  58. Zwiauer K. Vorschlag zur Vitamin K-Prophylaxe bei Neugeborenen. Mschr Kinderheilk, 151: 563–564, 2003Google Scholar
  59. Mandelbrot L, Guillaumont M, Leclercq M, Lefrère JJ, Gozin D, Daffos F, Forestier F. Placental transfer of vitamin K1 and its implication in fetal hemostasis. Thromb Haemost, 60: 39–43, 1988PubMedGoogle Scholar
  60. Cornelissen M, Steegers-Theunissen R, Kollée L, Eskes T, Motohara K, Monnens L. Supplementation of vitamin K in pregnant woman receiving anticonvulsant therapy prevents neonatal vitamin K deficiency. Am J Obstet Gynecol, 168: 884–888, 1993PubMedGoogle Scholar
  61. Schubiger G, Laubscher B, Bänziger O. Vitamin K-Prophylaxe bei Neugeborenen: neue Empfehlungen. Available at: Accessed June 16, 2006
  62. Orme ML, Lewis PJ, Swiet M de, Serlin MJ, Sibeon R, Baty JD, Breckenridge AM. May mothers given warfarin breast-feed their infants?
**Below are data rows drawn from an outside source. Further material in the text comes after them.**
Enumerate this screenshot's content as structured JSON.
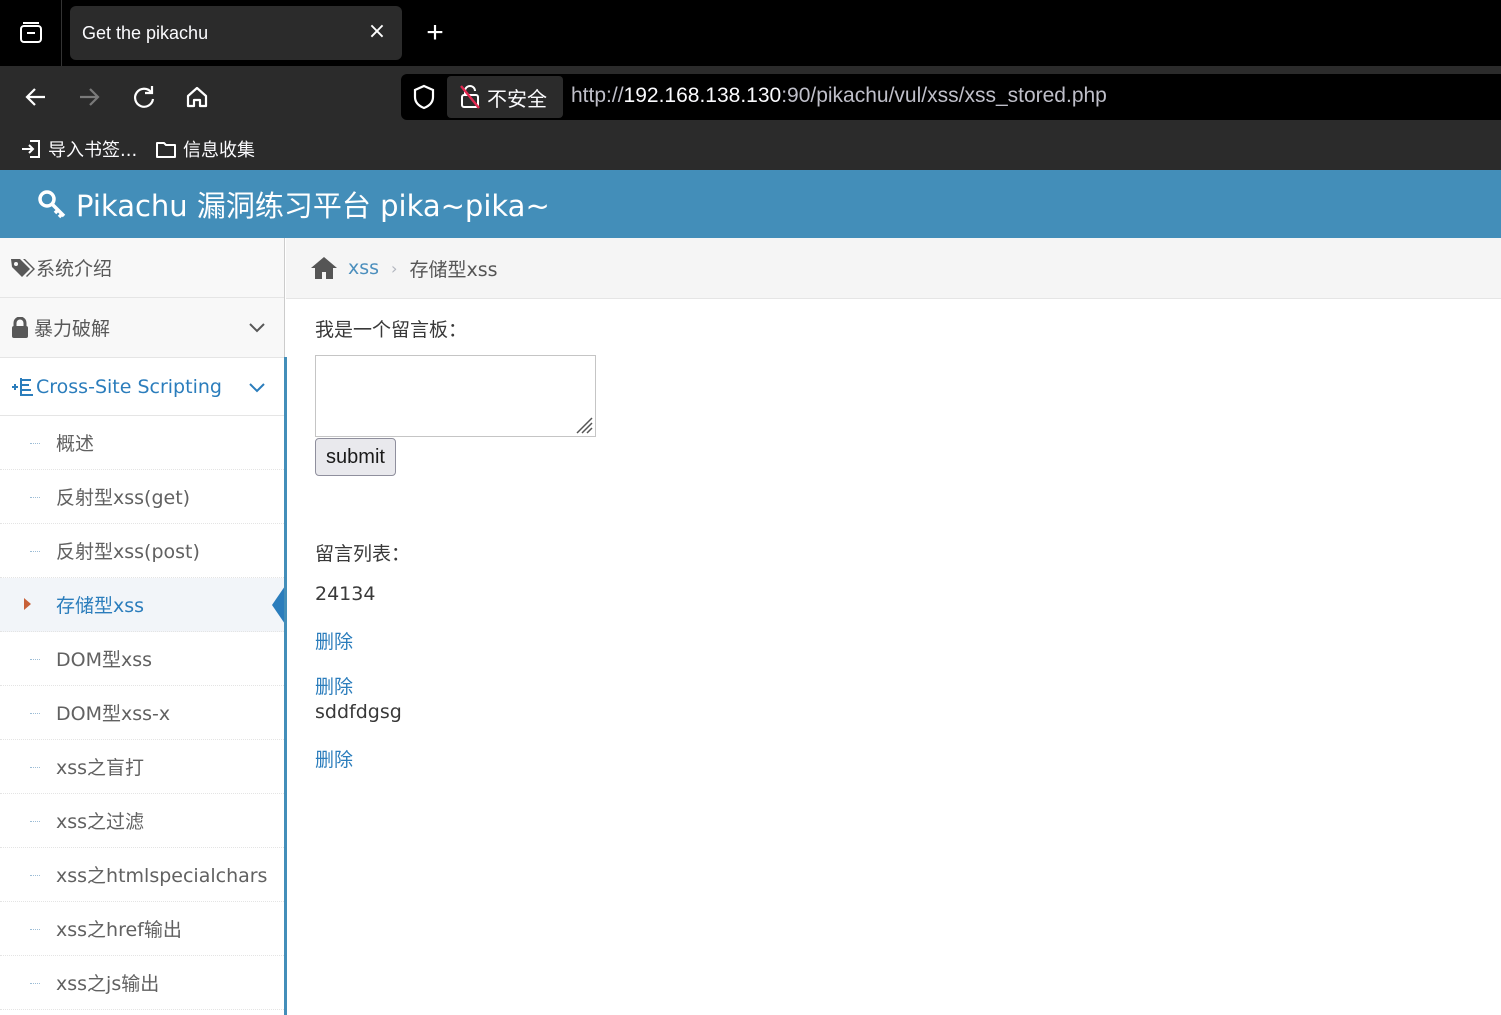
{
  "browser": {
    "tab_title": "Get the pikachu",
    "tab_close": "×",
    "new_tab": "+",
    "insecure_label": "不安全",
    "url_scheme": "http://",
    "url_host": "192.168.138.130",
    "url_rest": ":90/pikachu/vul/xss/xss_stored.php",
    "bookmarks": [
      {
        "label": "导入书签...",
        "icon": "import-icon"
      },
      {
        "label": "信息收集",
        "icon": "folder-icon"
      }
    ]
  },
  "app": {
    "title": "Pikachu 漏洞练习平台 pika~pika~",
    "accent": "#438eb9"
  },
  "sidebar": {
    "items": [
      {
        "label": "系统介绍",
        "icon": "tag-icon"
      },
      {
        "label": "暴力破解",
        "icon": "lock-icon"
      },
      {
        "label": "Cross-Site Scripting",
        "icon": "list-icon"
      }
    ],
    "submenu": [
      "概述",
      "反射型xss(get)",
      "反射型xss(post)",
      "存储型xss",
      "DOM型xss",
      "DOM型xss-x",
      "xss之盲打",
      "xss之过滤",
      "xss之htmlspecialchars",
      "xss之href输出",
      "xss之js输出"
    ],
    "active_index": 3
  },
  "breadcrumb": {
    "link": "xss",
    "current": "存储型xss"
  },
  "main": {
    "board_label": "我是一个留言板：",
    "submit_label": "submit",
    "list_label": "留言列表：",
    "messages": [
      {
        "text": "24134",
        "delete": "删除"
      },
      {
        "text": "",
        "delete": "删除"
      },
      {
        "text": "sddfdgsg",
        "delete": "删除"
      }
    ]
  }
}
Br Med J, 1: 1564–1565, 1977PubMedGoogle Scholar
  63. Williams MD, Chalmers EA, Gibson BE. The investigation and management of neonatal haemostasis and thrombosis. Br J Haematol, 119: 295–309, 2002PubMedCrossRefGoogle Scholar
  64. O'Shaugnessy DF, Atterbury C, Maggs PB, Murphy M, Thomas D, Yates S, Williamson LM. Guidelines for the use of fresh-frozen plasma, cryoprecipitate and cryosupernatant. Brit Soc Haematol, 126: 11–28, 2004CrossRefGoogle Scholar
  65. Dempfle C-E, Gulba D, Kirchmaier CM, Klamroth R, Korte W, Lorenz R, Peck-Radosavljecic M, Veldman A, Zotz RB. Klinische Bewertung potentieller Einsatzbereiche von rekombinantem Faktor VIIa bei internistischen und pädiatrischen Erkrankungen. Empfehlungen einer Expertengruppe. Med Klin, 102: 70–81, 2007CrossRefGoogle Scholar
  66. Brady KM, Easley RB, Tobias JD. Recombinant activated factor VII (rFVIIa) treatment in infants with hemorrhage. Pediatr Anesth, 16: 1042–1046, 2006CrossRefGoogle Scholar
  67. Hünseler C, Kribs A, Eifinger F, Roth B. Recombinant activated factor seven in acute life-threatening bleeding in neonates: report on three cases and review of literature. J Perinatol, 26: 706–713, 2006PubMedCrossRefGoogle Scholar
  68. Andrew M, Paes B, Milner R, Johnston M, Mitchell L, Tollefsen DM, Castle V, Powers P. Development of the human coagulation system in the healthy premature infant. Blood, 72: 1651–1657, 1988PubMedGoogle Scholar
  69. Andrew M, Paes B, Johnston M. Development of the hemostatic system in the neonate and young infant. Am J Pediatr Hematol Oncol, 12: 95–104, 1990PubMedCrossRefGoogle Scholar
  70. Kries R von, Hachmeister A, Göbel U. Can 3 oral 2mg doses of vitamin K effectively prevent late vitamin K deficiency bleeding? Eur J Pediatr, 158(Suppl 3): S183–S186, 1999PubMedCrossRefGoogle Scholar
  71. American Academy of Pediatrics. Nutritional needs of preterm infants. In: Kleinman RE, Pediatric Nutrition Handbook. 4th ed., American Academy of Pediatrics, Elk Grove, IL, pp 66–68, 1998Google Scholar
  72. Commonwealth of Australia, National Health and Medical Research Council. Joint statement and recommendations on vitamin K administration to newborn infants to prevent vitamin K deficiency bleeding in infancy. ISBN 0642450676, 2000Google Scholar
  73. Mahasandana C, Isarangkura P. Vitamin K prophylaxis: its role in reducing infant morbidity and mortality. Haemophilia, 10(Suppl 3): 92, 2004Google Scholar
  74. Autret-Leca E, Jonville-Béra A-P. Vitamin K in neonates. How to administer, when and to whom. Paediatr Drugs, 3: 1–8, 2001PubMedCrossRefGoogle Scholar
  75. Ito K, Goto K, Sugiura T, Muramatsu K, Ando T, Maniwa H, Yokoyama T, Sugiyama K, Togari H. Polymorphisms of the factor VII gene associated with low activities of vitamin K-dependent coagulation factors in one-month-old infants. Tohoku J Exp Med, 211: 1–8, 2007PubMedCrossRefGoogle Scholar

Copyright information

© Springer-Verlag 2008

Authors and Affiliations

  1. 1.Department Toxicology/PharmacologyOctapharma PPGmbHViennaAustria
  2. 2.Department of PaediatricsLandeskrankenhaus KlagenfurtKlagenfurtAustria

Personalised recommendations